Maynard van der Galien
Whenever high winds or fire topples or destroys old barns that were a relic of the horse and buggy days, reporters often trot out to the farm and do a story of the loss. It certainly is tragic if animals are lost in the fire. But why the fuss if it was just an old dilapidated barn that had served its purpose so many years ago?
The owner would never say that the old building had been there for three or four generations of the family and it was out dated for today’s farming. He would never say that it was a relic of the past just like the threshing mills. He would never say it was falling apart with boards blowing off over the years and had become an eye sore. He would never say he’s glad to have the thing come down.
No, he’d moan about how the barn had been used by his great grandfather, his grandfather, his father, him, and now it wouldn’t be there for his children if they wanted to take over the farm. It always sounded like the old thing wasn’t replaceable. How could they farm without the building that great grand dad had help build in 1902? Such sob stories always made me roll my eyes.
Barns built for loose hay are not functional anymore. Yet, you’ll see farmers cramming as many round bales as they can on a ground floor. Many small old log barns that used to hold loose hay to feed 10 cows and two horses are now sporting a different look — round bales of hay.
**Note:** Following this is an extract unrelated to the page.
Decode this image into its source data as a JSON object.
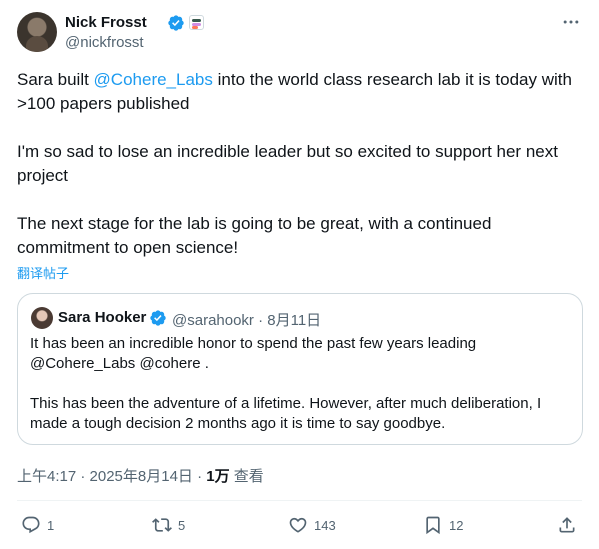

About 30 or so years ago a farmer in my county lost an old barn to fire and he cried the blues in a newspaper story. It was a century farm and he’d kept the barn in good repair over the years. But it was built when farming was done with horses. There was a horse stable on one end of the barn and low ceilings made up the rest of the building. The horse stable hadn’t seen horses since the 1950s when tractors came on the scene. There was a horsey manure smell still in the barn from so long ago and so they were limited what they could store there. Certainly no household stuff. The low ceiling part of the barn held hay wagons and small machinery.
A decade earlier I had torn down a similar barn structure that was twice as long and I built a structure 70 ft. by 150 ft. No more low ceilings, hay lofts and calf pens to clean out with a wheelbarrow.
So, to see this man overwhelmed with grief at the loss of an old useless structure that was insured was not something I could understand. Neighbours organized a barn dance to raise funds so he could rebuild. He could take the insurance money and build a modern barn for today’s farming. I told him that in a nice way when I ran into him at a farm function a few weeks later. Look at it in a positive way.
And maybe he did. He had a solid steel structure built for the new century of farming. Now his sons are making good use of it.
So, I ask: Why are people so attached to old barns? Barns hold sentimental value –- but is that enough? Now don’t get me wrong. I love seeing a well-kept bank barn that’s still standing and looking trim and fit just as it was when it was built so many years ago.
I imagine all of the stories and life lessons that both man and animals learned in those barns. Seeing these old barns takes my mind back to a different time period. I reminisce of the times when they must have been in their prime and glory. Like a castle on the landscape. Old barns can do that to a person –- they stir up a lot of emotions and sentiments about the good ol’ days.
However, in the present, it is hard to ignore the shape of many of these barns today. Many look like they could collapse at any time in a wind storm. It’s just nature’s way. Quit shedding tears if they come down.
Maynard van der Galien is a Renfrew-area farmer and a long-time columnist with Farmers Forum.